╭─ EXERCISE INPUT

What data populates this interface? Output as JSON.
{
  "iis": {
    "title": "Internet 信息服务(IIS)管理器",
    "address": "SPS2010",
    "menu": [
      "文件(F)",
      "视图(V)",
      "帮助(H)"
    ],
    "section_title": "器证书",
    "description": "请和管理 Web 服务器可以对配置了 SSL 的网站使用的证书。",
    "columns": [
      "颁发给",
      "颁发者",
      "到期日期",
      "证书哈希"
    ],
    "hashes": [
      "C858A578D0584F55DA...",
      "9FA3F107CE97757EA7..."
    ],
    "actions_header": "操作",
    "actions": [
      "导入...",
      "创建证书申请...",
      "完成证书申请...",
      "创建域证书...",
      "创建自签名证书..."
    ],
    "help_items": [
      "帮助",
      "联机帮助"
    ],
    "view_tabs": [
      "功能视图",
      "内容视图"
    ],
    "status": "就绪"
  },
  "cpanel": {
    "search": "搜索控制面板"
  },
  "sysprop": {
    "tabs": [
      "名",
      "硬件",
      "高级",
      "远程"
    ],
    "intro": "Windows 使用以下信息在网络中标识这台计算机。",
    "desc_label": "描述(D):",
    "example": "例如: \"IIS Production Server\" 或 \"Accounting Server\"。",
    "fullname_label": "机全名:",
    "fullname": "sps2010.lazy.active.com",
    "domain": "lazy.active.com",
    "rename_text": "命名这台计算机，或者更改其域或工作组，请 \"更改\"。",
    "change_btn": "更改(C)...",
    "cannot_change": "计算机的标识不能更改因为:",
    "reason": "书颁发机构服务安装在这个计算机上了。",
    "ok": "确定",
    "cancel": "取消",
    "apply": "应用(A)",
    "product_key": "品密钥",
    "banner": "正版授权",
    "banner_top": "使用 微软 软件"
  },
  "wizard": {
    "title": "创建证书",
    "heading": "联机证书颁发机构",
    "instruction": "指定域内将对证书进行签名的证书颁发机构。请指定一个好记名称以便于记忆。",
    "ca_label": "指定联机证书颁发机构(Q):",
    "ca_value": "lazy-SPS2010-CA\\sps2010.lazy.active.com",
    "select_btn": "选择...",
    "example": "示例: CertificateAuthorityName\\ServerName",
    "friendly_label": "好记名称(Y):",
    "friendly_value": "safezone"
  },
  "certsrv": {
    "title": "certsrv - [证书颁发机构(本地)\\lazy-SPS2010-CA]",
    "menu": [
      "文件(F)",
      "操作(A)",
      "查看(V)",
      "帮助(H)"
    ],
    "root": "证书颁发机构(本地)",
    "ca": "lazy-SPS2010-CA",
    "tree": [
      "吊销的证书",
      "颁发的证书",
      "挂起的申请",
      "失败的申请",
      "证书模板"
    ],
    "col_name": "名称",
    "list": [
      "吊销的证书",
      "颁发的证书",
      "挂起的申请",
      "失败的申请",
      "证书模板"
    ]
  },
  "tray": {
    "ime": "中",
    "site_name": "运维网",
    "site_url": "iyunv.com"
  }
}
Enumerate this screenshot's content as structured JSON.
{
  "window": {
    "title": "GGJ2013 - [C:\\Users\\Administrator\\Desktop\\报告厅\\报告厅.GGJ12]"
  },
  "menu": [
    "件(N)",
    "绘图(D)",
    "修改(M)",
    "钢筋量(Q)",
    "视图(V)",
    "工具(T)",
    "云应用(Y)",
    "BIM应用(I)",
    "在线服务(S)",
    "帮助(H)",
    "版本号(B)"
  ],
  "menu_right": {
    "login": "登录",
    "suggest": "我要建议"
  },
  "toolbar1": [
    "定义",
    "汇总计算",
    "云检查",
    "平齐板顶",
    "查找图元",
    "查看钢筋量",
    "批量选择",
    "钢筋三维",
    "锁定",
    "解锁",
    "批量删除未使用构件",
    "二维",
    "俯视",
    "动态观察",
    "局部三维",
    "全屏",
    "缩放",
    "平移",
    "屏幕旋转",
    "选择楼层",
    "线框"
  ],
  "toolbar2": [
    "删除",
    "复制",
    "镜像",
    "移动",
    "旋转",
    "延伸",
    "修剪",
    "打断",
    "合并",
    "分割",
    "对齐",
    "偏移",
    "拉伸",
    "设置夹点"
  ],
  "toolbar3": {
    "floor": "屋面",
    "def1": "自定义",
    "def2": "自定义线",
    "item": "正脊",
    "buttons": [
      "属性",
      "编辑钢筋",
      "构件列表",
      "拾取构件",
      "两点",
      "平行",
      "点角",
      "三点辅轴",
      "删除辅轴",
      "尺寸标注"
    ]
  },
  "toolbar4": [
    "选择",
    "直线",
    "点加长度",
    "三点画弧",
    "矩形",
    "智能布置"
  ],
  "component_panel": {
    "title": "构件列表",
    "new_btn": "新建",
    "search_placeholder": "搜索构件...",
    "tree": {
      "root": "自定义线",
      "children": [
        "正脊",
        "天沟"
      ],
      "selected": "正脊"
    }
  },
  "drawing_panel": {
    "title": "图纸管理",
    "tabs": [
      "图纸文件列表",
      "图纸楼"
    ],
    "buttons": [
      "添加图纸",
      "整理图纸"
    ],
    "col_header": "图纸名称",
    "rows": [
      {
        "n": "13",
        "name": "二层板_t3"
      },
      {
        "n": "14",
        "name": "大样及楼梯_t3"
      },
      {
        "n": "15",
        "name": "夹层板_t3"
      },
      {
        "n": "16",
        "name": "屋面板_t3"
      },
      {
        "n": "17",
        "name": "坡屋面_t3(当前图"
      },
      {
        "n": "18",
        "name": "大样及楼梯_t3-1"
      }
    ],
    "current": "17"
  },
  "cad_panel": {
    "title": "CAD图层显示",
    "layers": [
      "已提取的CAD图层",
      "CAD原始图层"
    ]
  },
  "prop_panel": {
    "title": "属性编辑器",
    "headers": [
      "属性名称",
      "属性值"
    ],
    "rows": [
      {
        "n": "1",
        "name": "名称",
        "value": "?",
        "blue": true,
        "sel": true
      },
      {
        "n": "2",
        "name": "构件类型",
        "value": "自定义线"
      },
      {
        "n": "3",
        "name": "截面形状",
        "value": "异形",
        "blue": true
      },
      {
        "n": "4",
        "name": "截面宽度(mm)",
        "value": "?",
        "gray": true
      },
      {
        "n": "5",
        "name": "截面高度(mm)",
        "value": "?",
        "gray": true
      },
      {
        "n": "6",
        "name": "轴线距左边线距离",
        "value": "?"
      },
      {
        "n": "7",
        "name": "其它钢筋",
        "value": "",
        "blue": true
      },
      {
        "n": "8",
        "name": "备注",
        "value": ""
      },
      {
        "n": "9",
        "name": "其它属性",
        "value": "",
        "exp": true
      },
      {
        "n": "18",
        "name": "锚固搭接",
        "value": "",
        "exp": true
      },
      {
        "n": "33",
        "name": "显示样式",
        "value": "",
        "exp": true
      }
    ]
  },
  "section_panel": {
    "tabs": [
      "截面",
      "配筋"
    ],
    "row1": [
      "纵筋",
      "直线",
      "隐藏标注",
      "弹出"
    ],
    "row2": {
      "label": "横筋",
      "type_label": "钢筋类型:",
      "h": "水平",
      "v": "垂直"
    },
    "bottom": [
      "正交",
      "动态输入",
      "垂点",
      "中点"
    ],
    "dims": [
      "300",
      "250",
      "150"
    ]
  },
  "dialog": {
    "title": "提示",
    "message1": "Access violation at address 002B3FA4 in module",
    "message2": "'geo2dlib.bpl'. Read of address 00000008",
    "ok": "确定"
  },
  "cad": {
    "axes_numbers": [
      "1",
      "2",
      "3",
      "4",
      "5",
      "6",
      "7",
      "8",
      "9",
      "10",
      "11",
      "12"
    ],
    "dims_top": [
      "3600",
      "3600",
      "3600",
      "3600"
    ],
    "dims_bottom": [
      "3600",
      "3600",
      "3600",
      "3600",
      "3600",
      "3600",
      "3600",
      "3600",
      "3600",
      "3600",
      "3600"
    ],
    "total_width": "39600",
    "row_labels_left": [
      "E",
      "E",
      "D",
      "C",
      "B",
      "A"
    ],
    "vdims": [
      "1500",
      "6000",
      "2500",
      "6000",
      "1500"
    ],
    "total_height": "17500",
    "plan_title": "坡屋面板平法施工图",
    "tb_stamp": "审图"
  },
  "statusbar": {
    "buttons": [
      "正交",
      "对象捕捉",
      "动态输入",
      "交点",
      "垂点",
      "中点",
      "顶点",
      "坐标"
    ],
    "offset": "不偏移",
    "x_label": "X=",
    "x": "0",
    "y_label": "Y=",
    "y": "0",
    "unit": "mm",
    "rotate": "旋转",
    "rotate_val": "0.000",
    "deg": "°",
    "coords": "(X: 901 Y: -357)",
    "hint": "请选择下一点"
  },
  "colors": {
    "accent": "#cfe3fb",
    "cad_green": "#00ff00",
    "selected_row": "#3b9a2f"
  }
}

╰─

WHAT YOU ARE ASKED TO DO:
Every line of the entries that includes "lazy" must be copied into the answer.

WRITTEN RESPONSE:
    "fullname": "sps2010.lazy.active.com",
    "domain": "lazy.active.com",
    "ca_value": "lazy-SPS2010-CA\\sps2010.lazy.active.com",
    "title": "certsrv - [证书颁发机构(本地)\\lazy-SPS2010-CA]",
    "ca": "lazy-SPS2010-CA",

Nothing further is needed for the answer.